***** Extracted records
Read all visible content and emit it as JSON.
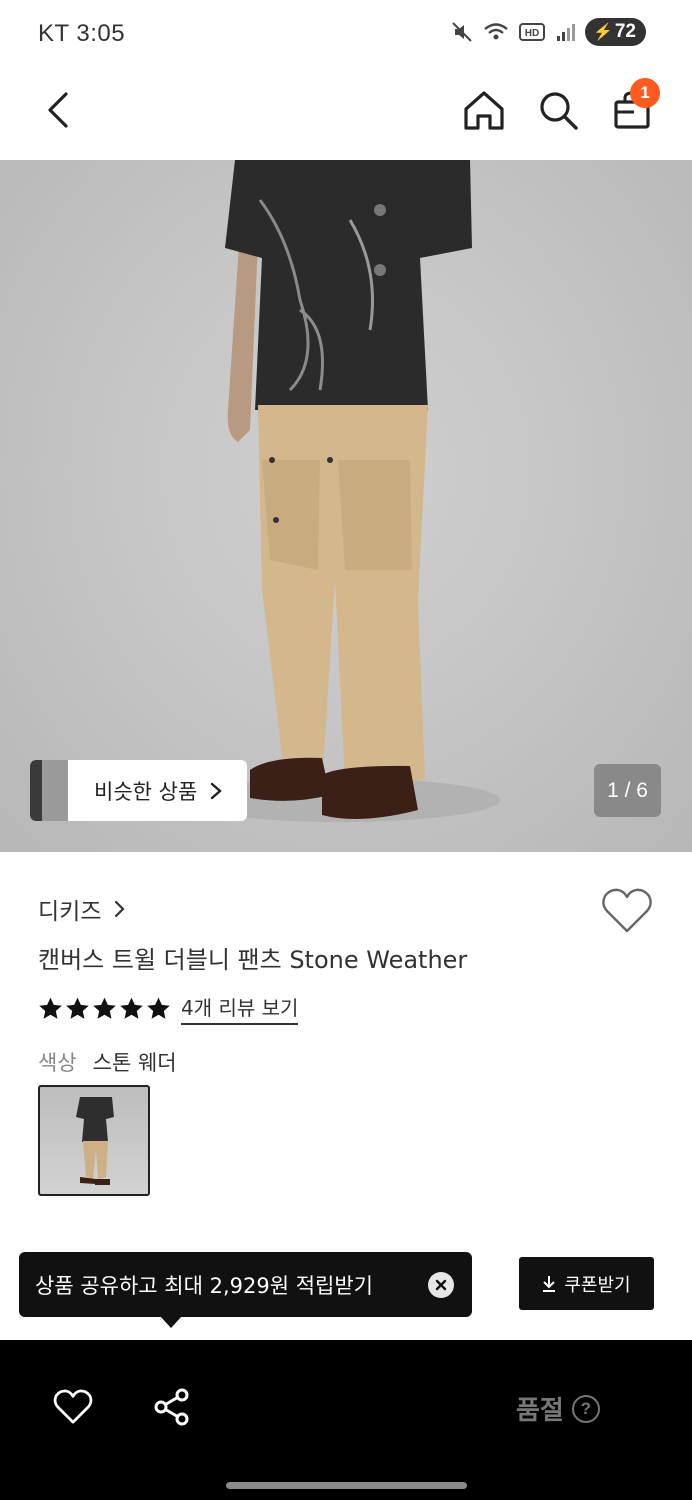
{
  "status_bar": {
    "carrier_time": "KT 3:05",
    "battery": "72"
  },
  "nav": {
    "cart_count": "1"
  },
  "hero": {
    "similar_products_label": "비슷한 상품",
    "image_counter": "1 / 6"
  },
  "product": {
    "brand": "디키즈",
    "name": "캔버스 트윌 더블니 팬츠 Stone Weather",
    "rating_stars": 5,
    "review_link": "4개 리뷰 보기",
    "color_label": "색상",
    "color_value": "스톤 웨더"
  },
  "share_tooltip": {
    "text": "상품 공유하고 최대 2,929원 적립받기"
  },
  "coupon": {
    "label": "쿠폰받기"
  },
  "bottom_bar": {
    "soldout_label": "품절",
    "help_symbol": "?"
  },
  "colors": {
    "accent_badge": "#ff5a1f",
    "dark": "#111111",
    "soldout_text": "#777777"
  }
}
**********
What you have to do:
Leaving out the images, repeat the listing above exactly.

Answer to this task:
Read all visible content and emit it as JSON.
{
  "status_bar": {
    "carrier_time": "KT 3:05",
    "battery": "72"
  },
  "nav": {
    "cart_count": "1"
  },
  "hero": {
    "similar_products_label": "비슷한 상품",
    "image_counter": "1 / 6"
  },
  "product": {
    "brand": "디키즈",
    "name": "캔버스 트윌 더블니 팬츠 Stone Weather",
    "rating_stars": 5,
    "review_link": "4개 리뷰 보기",
    "color_label": "색상",
    "color_value": "스톤 웨더"
  },
  "share_tooltip": {
    "text": "상품 공유하고 최대 2,929원 적립받기"
  },
  "coupon": {
    "label": "쿠폰받기"
  },
  "bottom_bar": {
    "soldout_label": "품절",
    "help_symbol": "?"
  },
  "colors": {
    "accent_badge": "#ff5a1f",
    "dark": "#111111",
    "soldout_text": "#777777"
  }
}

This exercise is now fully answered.